▸ **Task statement**
The records underneath are to be repeated exactly, with the pictures left out.

Excerpts from a dataset:
----------

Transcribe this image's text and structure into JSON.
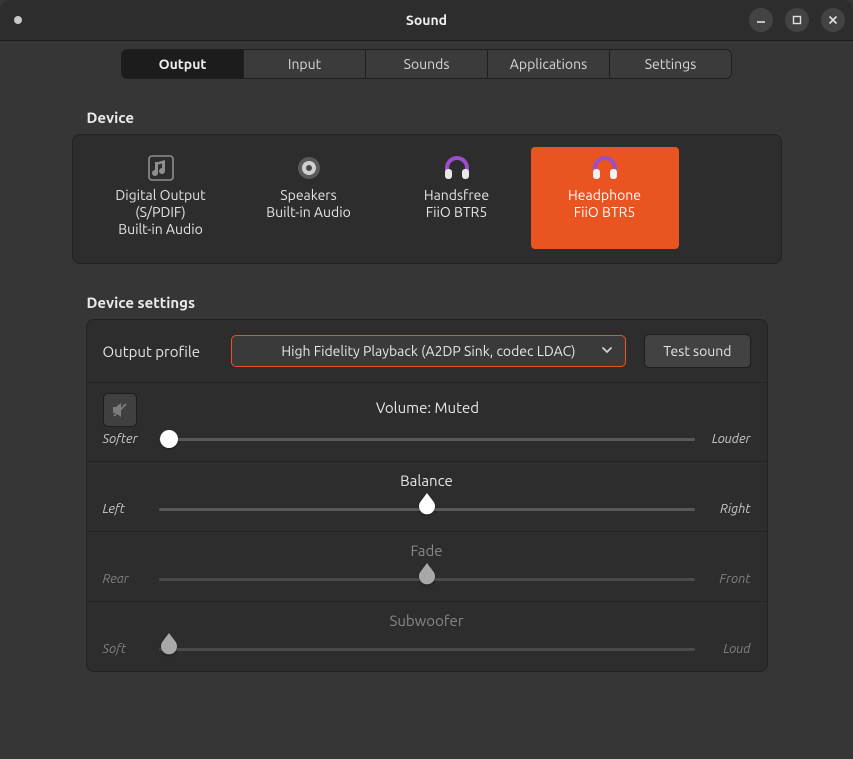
{
  "window": {
    "title": "Sound"
  },
  "tabs": [
    "Output",
    "Input",
    "Sounds",
    "Applications",
    "Settings"
  ],
  "active_tab": "Output",
  "section_device_label": "Device",
  "section_settings_label": "Device settings",
  "devices": [
    {
      "icon": "music-note",
      "title": "Digital Output (S/PDIF)",
      "sub": "Built-in Audio",
      "selected": false
    },
    {
      "icon": "speaker",
      "title": "Speakers",
      "sub": "Built-in Audio",
      "selected": false
    },
    {
      "icon": "headphones",
      "title": "Handsfree",
      "sub": "FiiO BTR5",
      "selected": false
    },
    {
      "icon": "headphones",
      "title": "Headphone",
      "sub": "FiiO BTR5",
      "selected": true
    }
  ],
  "profile": {
    "label": "Output profile",
    "value": "High Fidelity Playback (A2DP Sink, codec LDAC)",
    "test_label": "Test sound"
  },
  "sliders": {
    "volume": {
      "title": "Volume: Muted",
      "left": "Softer",
      "right": "Louder",
      "pos_pct": 2,
      "muted": true,
      "enabled": true
    },
    "balance": {
      "title": "Balance",
      "left": "Left",
      "right": "Right",
      "pos_pct": 50,
      "enabled": true
    },
    "fade": {
      "title": "Fade",
      "left": "Rear",
      "right": "Front",
      "pos_pct": 50,
      "enabled": false
    },
    "subwoofer": {
      "title": "Subwoofer",
      "left": "Soft",
      "right": "Loud",
      "pos_pct": 2,
      "enabled": false
    }
  },
  "colors": {
    "accent": "#e95420"
  }
}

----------

▸ **Response**
Transcribe this image's text and structure into JSON.
{
  "window": {
    "title": "Sound"
  },
  "tabs": [
    "Output",
    "Input",
    "Sounds",
    "Applications",
    "Settings"
  ],
  "active_tab": "Output",
  "section_device_label": "Device",
  "section_settings_label": "Device settings",
  "devices": [
    {
      "icon": "music-note",
      "title": "Digital Output (S/PDIF)",
      "sub": "Built-in Audio",
      "selected": false
    },
    {
      "icon": "speaker",
      "title": "Speakers",
      "sub": "Built-in Audio",
      "selected": false
    },
    {
      "icon": "headphones",
      "title": "Handsfree",
      "sub": "FiiO BTR5",
      "selected": false
    },
    {
      "icon": "headphones",
      "title": "Headphone",
      "sub": "FiiO BTR5",
      "selected": true
    }
  ],
  "profile": {
    "label": "Output profile",
    "value": "High Fidelity Playback (A2DP Sink, codec LDAC)",
    "test_label": "Test sound"
  },
  "sliders": {
    "volume": {
      "title": "Volume: Muted",
      "left": "Softer",
      "right": "Louder",
      "pos_pct": 2,
      "muted": true,
      "enabled": true
    },
    "balance": {
      "title": "Balance",
      "left": "Left",
      "right": "Right",
      "pos_pct": 50,
      "enabled": true
    },
    "fade": {
      "title": "Fade",
      "left": "Rear",
      "right": "Front",
      "pos_pct": 50,
      "enabled": false
    },
    "subwoofer": {
      "title": "Subwoofer",
      "left": "Soft",
      "right": "Loud",
      "pos_pct": 2,
      "enabled": false
    }
  },
  "colors": {
    "accent": "#e95420"
  }
}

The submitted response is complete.